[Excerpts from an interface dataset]
· · ·
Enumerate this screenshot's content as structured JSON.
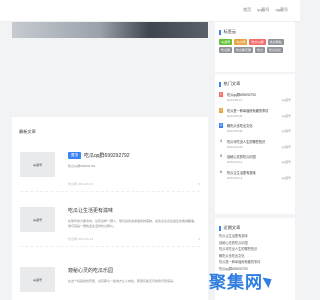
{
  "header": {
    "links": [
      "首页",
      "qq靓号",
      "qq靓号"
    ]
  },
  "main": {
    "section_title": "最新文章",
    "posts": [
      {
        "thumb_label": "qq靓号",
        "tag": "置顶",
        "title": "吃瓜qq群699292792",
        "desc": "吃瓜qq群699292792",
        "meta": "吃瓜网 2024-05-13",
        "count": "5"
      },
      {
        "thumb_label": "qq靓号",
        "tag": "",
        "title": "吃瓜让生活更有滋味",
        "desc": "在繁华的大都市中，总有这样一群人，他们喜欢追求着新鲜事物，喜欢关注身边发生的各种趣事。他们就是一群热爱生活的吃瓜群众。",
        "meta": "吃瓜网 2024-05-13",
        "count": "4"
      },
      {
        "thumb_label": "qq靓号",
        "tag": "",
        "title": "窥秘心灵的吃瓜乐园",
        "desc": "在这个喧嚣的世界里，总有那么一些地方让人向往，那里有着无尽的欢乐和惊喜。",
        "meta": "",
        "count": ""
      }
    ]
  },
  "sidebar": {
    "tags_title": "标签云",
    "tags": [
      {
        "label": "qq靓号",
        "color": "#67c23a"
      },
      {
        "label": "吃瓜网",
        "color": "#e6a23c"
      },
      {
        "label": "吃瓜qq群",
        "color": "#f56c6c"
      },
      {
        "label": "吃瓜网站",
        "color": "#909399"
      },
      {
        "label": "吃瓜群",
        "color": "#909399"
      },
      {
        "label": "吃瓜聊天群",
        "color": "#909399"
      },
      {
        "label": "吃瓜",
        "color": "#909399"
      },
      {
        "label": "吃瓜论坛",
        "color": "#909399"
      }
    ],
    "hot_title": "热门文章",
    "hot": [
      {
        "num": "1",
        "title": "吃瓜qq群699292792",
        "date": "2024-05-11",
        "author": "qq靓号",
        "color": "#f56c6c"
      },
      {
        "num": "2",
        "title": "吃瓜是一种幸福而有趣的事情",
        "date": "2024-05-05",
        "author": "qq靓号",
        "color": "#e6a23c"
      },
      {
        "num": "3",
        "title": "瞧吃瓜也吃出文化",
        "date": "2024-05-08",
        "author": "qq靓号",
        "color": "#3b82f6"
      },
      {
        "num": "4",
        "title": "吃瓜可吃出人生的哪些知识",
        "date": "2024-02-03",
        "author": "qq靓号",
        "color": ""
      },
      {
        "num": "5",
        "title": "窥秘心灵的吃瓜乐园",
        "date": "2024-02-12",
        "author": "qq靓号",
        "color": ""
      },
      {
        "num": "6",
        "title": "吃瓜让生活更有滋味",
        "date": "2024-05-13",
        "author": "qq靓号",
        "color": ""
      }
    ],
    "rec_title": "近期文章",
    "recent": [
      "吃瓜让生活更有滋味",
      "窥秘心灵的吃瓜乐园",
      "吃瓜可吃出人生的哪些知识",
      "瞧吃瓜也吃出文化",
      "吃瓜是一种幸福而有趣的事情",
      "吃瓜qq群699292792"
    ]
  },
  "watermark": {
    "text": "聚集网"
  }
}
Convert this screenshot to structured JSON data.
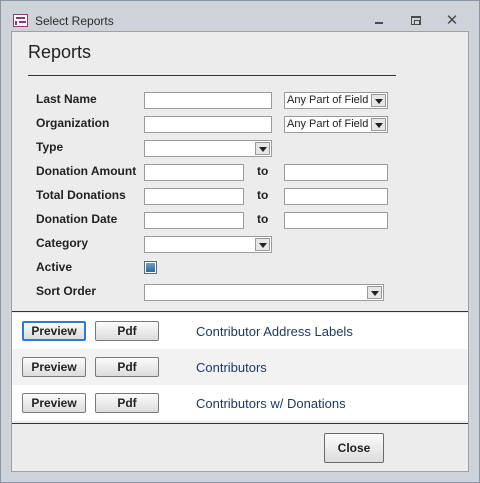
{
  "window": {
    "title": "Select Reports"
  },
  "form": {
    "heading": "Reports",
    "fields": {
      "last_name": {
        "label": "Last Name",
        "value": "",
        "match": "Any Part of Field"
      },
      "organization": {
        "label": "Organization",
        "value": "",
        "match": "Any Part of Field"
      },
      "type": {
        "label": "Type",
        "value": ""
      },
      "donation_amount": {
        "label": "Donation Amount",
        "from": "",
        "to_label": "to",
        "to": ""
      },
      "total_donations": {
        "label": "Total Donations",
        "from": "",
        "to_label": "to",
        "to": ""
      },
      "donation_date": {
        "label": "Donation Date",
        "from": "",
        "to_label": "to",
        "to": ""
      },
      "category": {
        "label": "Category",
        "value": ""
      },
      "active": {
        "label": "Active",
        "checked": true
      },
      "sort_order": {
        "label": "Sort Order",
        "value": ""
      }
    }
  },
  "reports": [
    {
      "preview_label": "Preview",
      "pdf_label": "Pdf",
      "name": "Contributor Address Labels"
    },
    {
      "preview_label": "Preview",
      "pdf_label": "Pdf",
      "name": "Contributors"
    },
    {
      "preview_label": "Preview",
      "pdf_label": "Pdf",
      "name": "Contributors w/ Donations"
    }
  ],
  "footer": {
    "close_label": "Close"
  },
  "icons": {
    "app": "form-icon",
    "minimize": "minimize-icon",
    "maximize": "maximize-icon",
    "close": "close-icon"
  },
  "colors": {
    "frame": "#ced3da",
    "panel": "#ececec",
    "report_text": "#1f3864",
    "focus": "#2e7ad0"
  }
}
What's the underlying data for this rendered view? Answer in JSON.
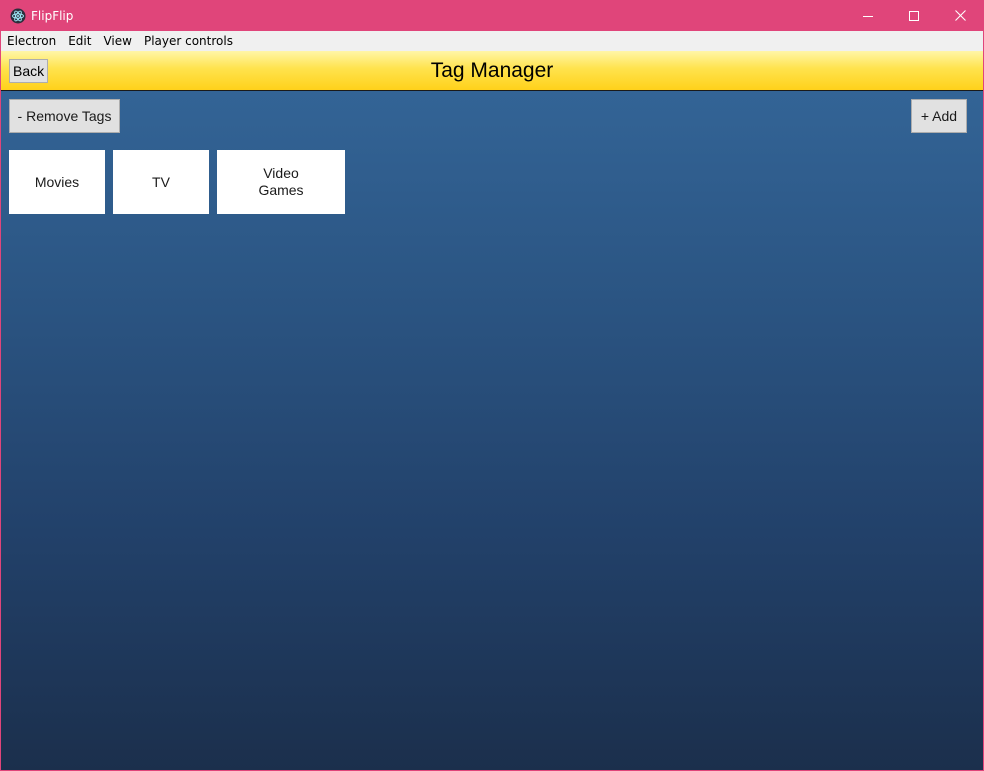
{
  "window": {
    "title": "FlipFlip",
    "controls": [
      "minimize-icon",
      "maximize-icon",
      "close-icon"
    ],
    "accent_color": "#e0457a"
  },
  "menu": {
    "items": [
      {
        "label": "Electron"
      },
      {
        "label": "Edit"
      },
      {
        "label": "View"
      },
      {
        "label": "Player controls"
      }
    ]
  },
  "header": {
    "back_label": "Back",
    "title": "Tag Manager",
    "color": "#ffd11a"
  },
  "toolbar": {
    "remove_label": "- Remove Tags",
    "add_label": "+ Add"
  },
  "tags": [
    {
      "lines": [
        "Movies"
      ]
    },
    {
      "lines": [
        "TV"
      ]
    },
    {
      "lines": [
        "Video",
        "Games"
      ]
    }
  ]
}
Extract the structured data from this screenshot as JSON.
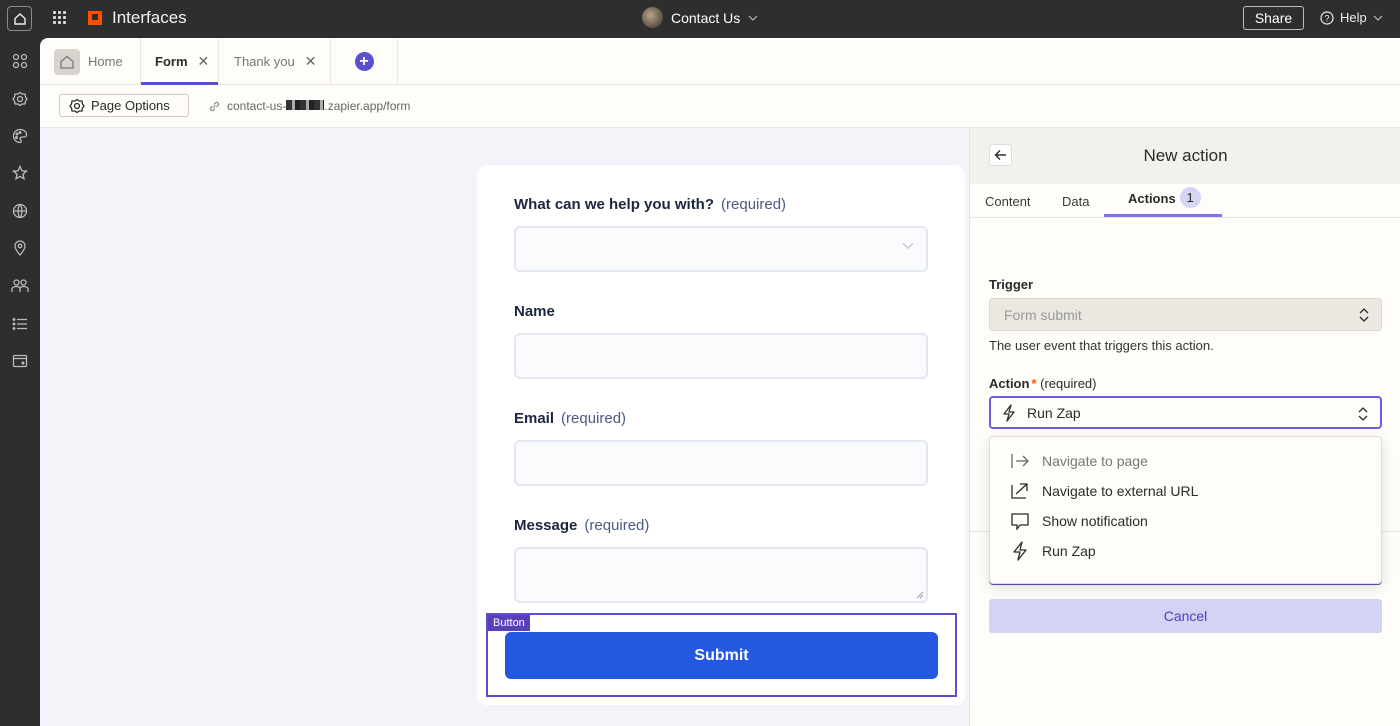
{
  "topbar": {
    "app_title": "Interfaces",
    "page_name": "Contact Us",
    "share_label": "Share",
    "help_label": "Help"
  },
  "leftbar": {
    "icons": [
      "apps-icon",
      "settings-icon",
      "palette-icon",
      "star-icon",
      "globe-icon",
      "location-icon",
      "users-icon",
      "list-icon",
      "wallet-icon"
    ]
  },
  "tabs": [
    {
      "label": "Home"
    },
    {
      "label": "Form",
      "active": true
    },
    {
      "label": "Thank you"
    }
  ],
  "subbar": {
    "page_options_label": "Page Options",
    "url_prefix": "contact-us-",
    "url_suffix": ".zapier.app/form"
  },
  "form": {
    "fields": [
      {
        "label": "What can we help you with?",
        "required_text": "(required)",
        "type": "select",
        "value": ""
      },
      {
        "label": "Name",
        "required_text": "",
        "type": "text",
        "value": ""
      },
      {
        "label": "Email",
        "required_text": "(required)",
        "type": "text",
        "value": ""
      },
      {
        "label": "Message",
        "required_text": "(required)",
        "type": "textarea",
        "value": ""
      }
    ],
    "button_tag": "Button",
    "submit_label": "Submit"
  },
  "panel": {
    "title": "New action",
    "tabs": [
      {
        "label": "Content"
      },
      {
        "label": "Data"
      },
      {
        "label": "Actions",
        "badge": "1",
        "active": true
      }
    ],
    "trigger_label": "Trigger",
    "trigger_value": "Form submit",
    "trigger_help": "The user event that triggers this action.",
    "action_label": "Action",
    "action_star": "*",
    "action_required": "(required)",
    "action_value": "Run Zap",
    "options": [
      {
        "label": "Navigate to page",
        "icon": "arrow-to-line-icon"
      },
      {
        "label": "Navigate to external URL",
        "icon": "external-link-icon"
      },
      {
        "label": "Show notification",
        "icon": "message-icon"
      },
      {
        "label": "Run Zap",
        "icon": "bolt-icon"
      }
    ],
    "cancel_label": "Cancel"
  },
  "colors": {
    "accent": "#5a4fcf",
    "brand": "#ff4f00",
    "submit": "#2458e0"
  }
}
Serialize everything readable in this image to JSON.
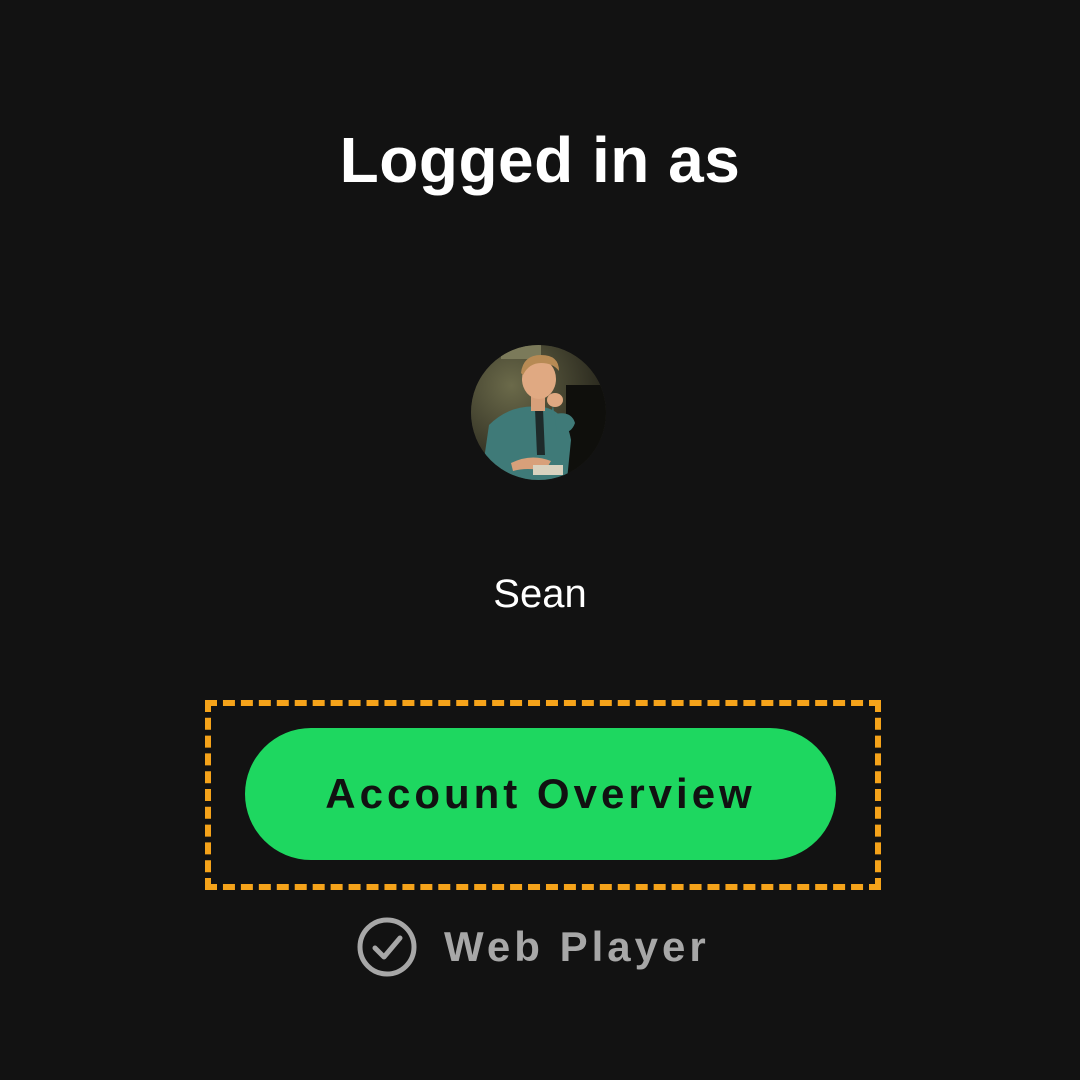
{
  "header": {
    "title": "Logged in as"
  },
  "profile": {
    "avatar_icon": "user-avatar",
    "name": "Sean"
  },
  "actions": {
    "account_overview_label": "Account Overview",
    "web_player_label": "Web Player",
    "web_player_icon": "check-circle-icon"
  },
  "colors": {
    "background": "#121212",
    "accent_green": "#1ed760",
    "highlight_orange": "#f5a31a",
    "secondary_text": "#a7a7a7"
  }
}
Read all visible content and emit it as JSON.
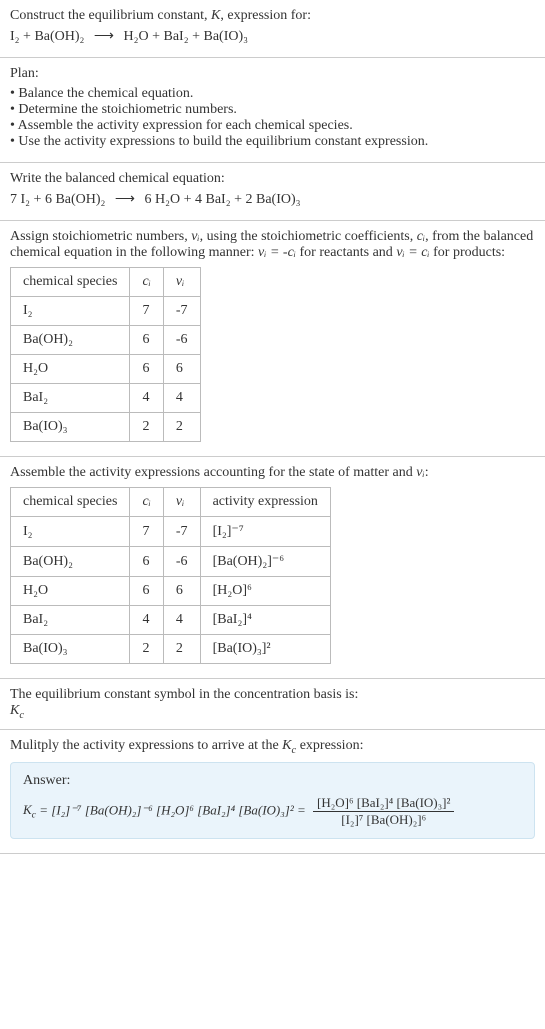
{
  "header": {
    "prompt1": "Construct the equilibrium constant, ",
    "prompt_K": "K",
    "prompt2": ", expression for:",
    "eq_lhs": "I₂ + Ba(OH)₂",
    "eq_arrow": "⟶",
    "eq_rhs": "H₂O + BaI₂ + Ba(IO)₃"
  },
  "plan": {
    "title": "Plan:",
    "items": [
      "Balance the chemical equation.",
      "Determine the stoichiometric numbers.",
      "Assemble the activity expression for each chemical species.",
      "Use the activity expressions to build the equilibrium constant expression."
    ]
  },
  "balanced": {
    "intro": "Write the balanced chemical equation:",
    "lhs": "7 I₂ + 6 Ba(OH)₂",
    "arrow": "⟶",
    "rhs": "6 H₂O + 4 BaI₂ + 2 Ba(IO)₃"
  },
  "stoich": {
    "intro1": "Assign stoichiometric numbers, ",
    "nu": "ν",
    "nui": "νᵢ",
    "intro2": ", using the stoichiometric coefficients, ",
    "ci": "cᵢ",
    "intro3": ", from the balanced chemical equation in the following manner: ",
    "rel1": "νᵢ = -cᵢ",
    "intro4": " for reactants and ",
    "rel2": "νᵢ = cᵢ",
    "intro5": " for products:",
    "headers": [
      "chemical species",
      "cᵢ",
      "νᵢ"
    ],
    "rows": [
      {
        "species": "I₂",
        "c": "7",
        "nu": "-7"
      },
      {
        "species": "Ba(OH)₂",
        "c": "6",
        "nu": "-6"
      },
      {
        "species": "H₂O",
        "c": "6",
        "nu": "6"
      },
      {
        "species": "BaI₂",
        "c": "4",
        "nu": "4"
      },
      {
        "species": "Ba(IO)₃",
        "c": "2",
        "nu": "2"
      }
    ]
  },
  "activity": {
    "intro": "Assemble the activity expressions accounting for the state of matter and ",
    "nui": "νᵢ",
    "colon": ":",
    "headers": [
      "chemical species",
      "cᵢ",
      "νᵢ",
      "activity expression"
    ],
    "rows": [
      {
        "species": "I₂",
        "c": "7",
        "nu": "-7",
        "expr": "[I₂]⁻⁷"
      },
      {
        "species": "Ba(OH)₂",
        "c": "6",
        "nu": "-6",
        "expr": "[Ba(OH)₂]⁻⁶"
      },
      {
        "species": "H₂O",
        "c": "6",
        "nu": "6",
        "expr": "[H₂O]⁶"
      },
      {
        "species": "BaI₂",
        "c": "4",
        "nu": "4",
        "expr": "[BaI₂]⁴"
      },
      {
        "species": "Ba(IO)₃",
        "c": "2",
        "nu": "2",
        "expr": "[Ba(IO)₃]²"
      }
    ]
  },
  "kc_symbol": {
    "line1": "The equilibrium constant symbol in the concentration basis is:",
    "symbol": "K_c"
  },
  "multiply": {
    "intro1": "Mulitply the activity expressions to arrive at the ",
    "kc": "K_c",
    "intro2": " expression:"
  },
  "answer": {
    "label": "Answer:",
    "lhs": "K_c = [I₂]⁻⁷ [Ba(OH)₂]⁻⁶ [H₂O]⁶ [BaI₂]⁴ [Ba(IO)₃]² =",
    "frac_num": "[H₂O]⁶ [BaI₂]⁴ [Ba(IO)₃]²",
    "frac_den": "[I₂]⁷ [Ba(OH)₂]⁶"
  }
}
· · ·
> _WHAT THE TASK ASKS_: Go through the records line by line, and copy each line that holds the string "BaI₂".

> _THE ANSWER_:
    "eq_rhs": "H₂O + BaI₂ + Ba(IO)₃"
    "rhs": "6 H₂O + 4 BaI₂ + 2 Ba(IO)₃"
        "species": "BaI₂",
        "species": "BaI₂",
        "expr": "[BaI₂]⁴"
    "lhs": "K_c = [I₂]⁻⁷ [Ba(OH)₂]⁻⁶ [H₂O]⁶ [BaI₂]⁴ [Ba(IO)₃]² =",
    "frac_num": "[H₂O]⁶ [BaI₂]⁴ [Ba(IO)₃]²",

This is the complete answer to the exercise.